I tried to convert all my UCSD Pascal accounting programs over to the IBM clone I had. My first attempt was to buy Pecan Pascal. This was a variant/descendant of UCSD Pascal. It worked, and I was able to do a serial cable transfer from my Apple to my clone of all my source code. I set about recompiling and rewriting the software. Lots of pitfalls and traps and lots of small irritating changes. For example, the Apple Pascal screen positioning was zero-based, and the Pecan Pascal screen positioning was 1 based. Or vice versa. That took a lot of tedious changing.

That was successful for a while, but ended up being expensive and limiting. Colour soon became a big thing with the IBM clones and Pecan Pascal didn't cater for that. Around this time, Turbo Pascal 3 was out and doing great things. I bought it and fiddled, but the conversion of my software from Pecan Pascal to Turbo Pascal would have been too great. When Turbo Pascal 4 was released, it had a whole bunch of new features. It had an IDE, something I was very familiar with from the UCSD Pascal. It had units finally, and it had good memory overlays. Now I could translate with ease and I did. And never looked back. I went from Turbo Pascal 4 to 5, and then to 5.5 when Borland introduced object oriented programming, then up to 6, and finally 7. I had a full set of accounting systems available, plus lots of custom-written applications.

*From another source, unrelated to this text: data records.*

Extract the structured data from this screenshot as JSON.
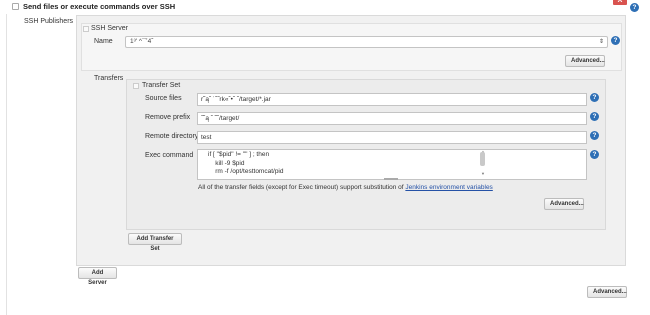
{
  "header": {
    "title": "Send files or execute commands over SSH",
    "close_label": "X"
  },
  "publishers": {
    "label": "SSH Publishers"
  },
  "server": {
    "title": "SSH Server",
    "name_label": "Name",
    "name_value": "1³' ^¯˚4ˆ",
    "advanced_label": "Advanced..."
  },
  "transfers": {
    "label": "Transfers",
    "set_title": "Transfer Set",
    "source_label": "Source files",
    "source_value": "r˜ąˆ ˙ˆ˝rk«ˆ•ˆ ˆ/target/*.jar",
    "remove_label": "Remove prefix",
    "remove_value": "˝ˆą ˆ ˜ˆ/target/",
    "remote_label": "Remote directory",
    "remote_value": "test",
    "exec_label": "Exec command",
    "exec_lines": [
      "if [ \"$pid\" != \"\" ] ; then",
      "    kill -9 $pid",
      "    rm -f /opt/testtomcat/pid"
    ],
    "note_text": "All of the transfer fields (except for Exec timeout) support substitution of ",
    "note_link": "Jenkins environment variables",
    "advanced_label": "Advanced...",
    "add_transfer_label": "Add Transfer Set"
  },
  "add_server_label": "Add Server",
  "bottom_advanced_label": "Advanced...",
  "help_glyph": "?"
}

Around this time, Windows 3.0 had been released and was becoming popular. I had seen Windows 1 and the many different versions of 2, and I was not impressed. It looked interesting but there wasn't any software for it that said Wow, I have to use this. Windows 3.0 changed that.

I attempted to get into Windows programming, but found it was just too bloody-minded. I bought the 4 volume Microsoft set of books, and I bought the SDK and I bought the compilers and I worked my way through the books, and found that programming for Windows was not fun. I persevered, but it beat me. I wrote a few small programs, and I contributed to a commercial Windows package that did large works estimating, but it was not fun. I gave in and didn't bother with Windows programming anymore.

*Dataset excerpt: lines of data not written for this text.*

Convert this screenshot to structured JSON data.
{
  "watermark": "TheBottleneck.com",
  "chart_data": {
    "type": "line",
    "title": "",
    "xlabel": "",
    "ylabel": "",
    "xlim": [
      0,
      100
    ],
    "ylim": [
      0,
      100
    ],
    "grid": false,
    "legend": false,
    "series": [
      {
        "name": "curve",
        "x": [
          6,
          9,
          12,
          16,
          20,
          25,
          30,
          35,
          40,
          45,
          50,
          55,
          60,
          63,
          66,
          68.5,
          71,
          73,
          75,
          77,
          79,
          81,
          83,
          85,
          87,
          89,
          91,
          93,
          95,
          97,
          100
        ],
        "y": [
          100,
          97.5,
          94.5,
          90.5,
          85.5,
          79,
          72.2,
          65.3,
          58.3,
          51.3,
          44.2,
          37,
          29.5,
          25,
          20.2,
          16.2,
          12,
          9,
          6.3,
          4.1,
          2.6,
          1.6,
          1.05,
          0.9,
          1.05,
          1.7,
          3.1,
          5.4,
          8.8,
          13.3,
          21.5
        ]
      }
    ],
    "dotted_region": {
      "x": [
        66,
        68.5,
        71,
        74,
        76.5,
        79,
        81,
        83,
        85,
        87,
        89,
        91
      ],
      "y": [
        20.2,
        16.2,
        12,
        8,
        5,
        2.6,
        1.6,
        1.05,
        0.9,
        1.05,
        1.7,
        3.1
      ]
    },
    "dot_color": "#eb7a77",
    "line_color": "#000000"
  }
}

For historical purposes, I have installable copies of Windows on CDROM. I have Windows 1.0, 2.0, 2.03, 2.1 (both 286 and 386 versions), 3.0, 3.1 and 3.11. I made the copies on the CDROM from the original floppies I owned, for all the versions except Windows 1.0. I got a copy of that from someone else.

I discovered Linux and didn't bother with Windows after that.